» **Exercise description**
Repeat the records in full. No pictures belong in the copy.

» **Source material**
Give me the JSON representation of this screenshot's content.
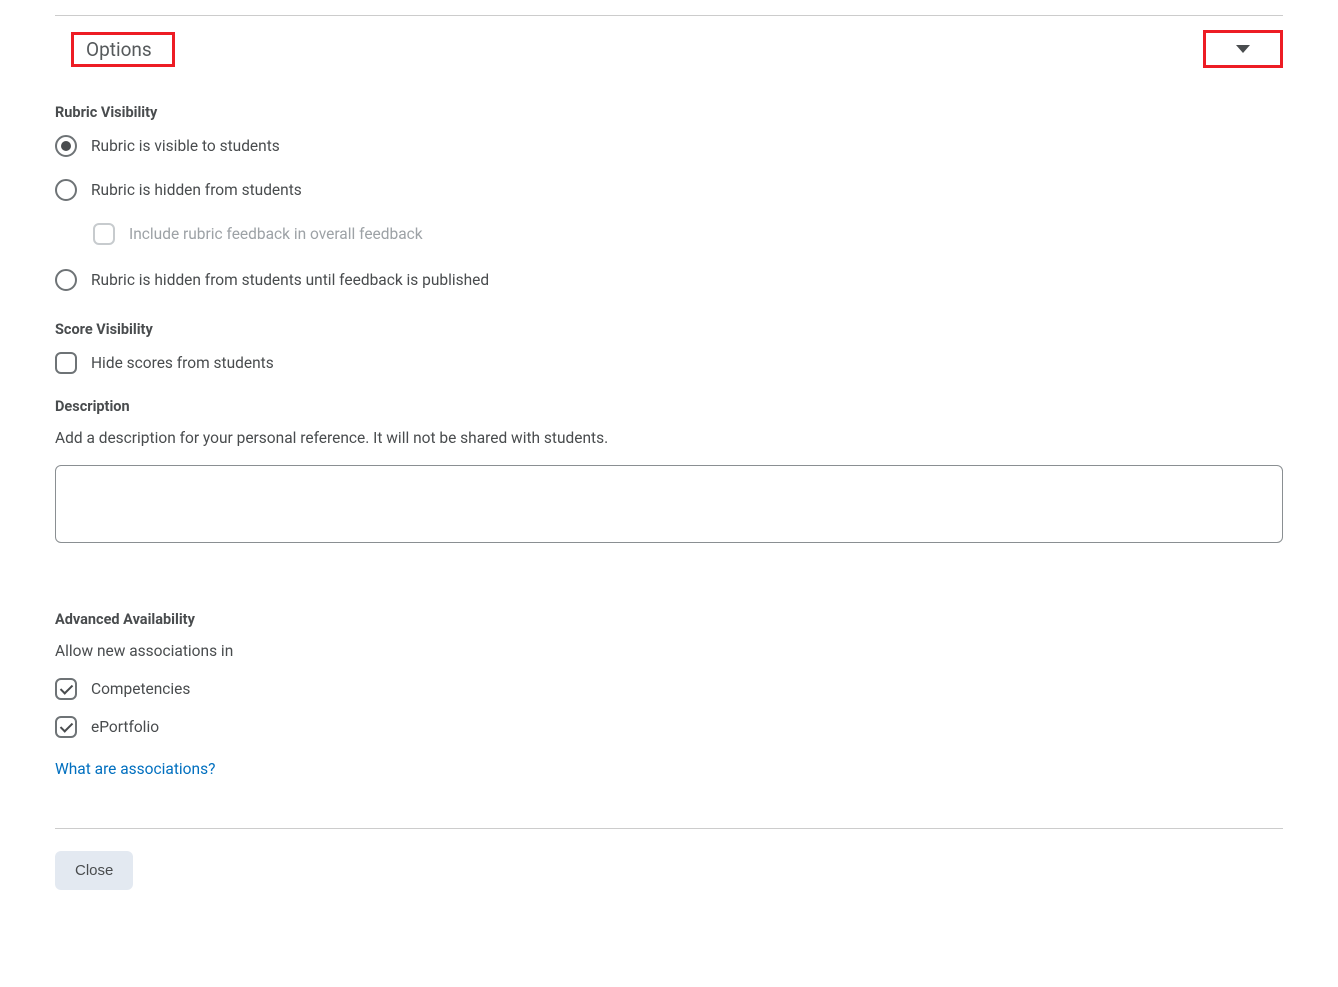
{
  "header": {
    "title": "Options"
  },
  "rubricVisibility": {
    "title": "Rubric Visibility",
    "options": {
      "visible": "Rubric is visible to students",
      "hidden": "Rubric is hidden from students",
      "includeFeedback": "Include rubric feedback in overall feedback",
      "hiddenUntilPublished": "Rubric is hidden from students until feedback is published"
    }
  },
  "scoreVisibility": {
    "title": "Score Visibility",
    "hideScores": "Hide scores from students"
  },
  "description": {
    "title": "Description",
    "help": "Add a description for your personal reference. It will not be shared with students.",
    "value": ""
  },
  "advancedAvailability": {
    "title": "Advanced Availability",
    "subtitle": "Allow new associations in",
    "competencies": "Competencies",
    "eportfolio": "ePortfolio",
    "link": "What are associations?"
  },
  "footer": {
    "close": "Close"
  }
}
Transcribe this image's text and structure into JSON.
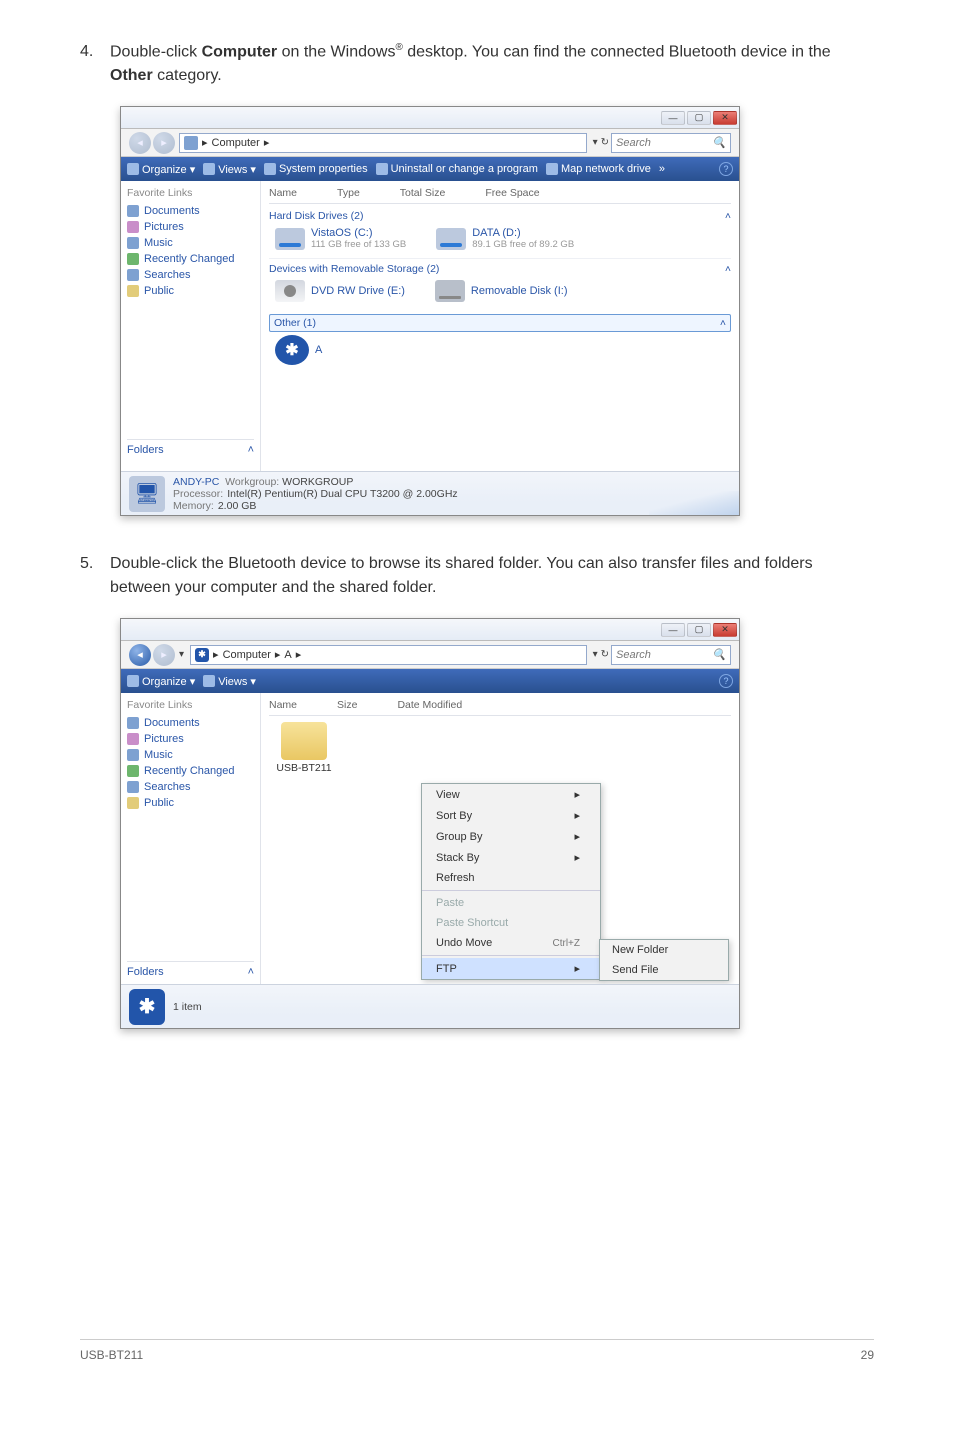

» **Your solution**
Give me the JSON representation of this screenshot's content.
{
  "header": {
    "title": "Options"
  },
  "rubricVisibility": {
    "title": "Rubric Visibility",
    "options": {
      "visible": "Rubric is visible to students",
      "hidden": "Rubric is hidden from students",
      "includeFeedback": "Include rubric feedback in overall feedback",
      "hiddenUntilPublished": "Rubric is hidden from students until feedback is published"
    }
  },
  "scoreVisibility": {
    "title": "Score Visibility",
    "hideScores": "Hide scores from students"
  },
  "description": {
    "title": "Description",
    "help": "Add a description for your personal reference. It will not be shared with students.",
    "value": ""
  },
  "advancedAvailability": {
    "title": "Advanced Availability",
    "subtitle": "Allow new associations in",
    "competencies": "Competencies",
    "eportfolio": "ePortfolio",
    "link": "What are associations?"
  },
  "footer": {
    "close": "Close"
  }
}
Transcribe this image's text and structure into JSON.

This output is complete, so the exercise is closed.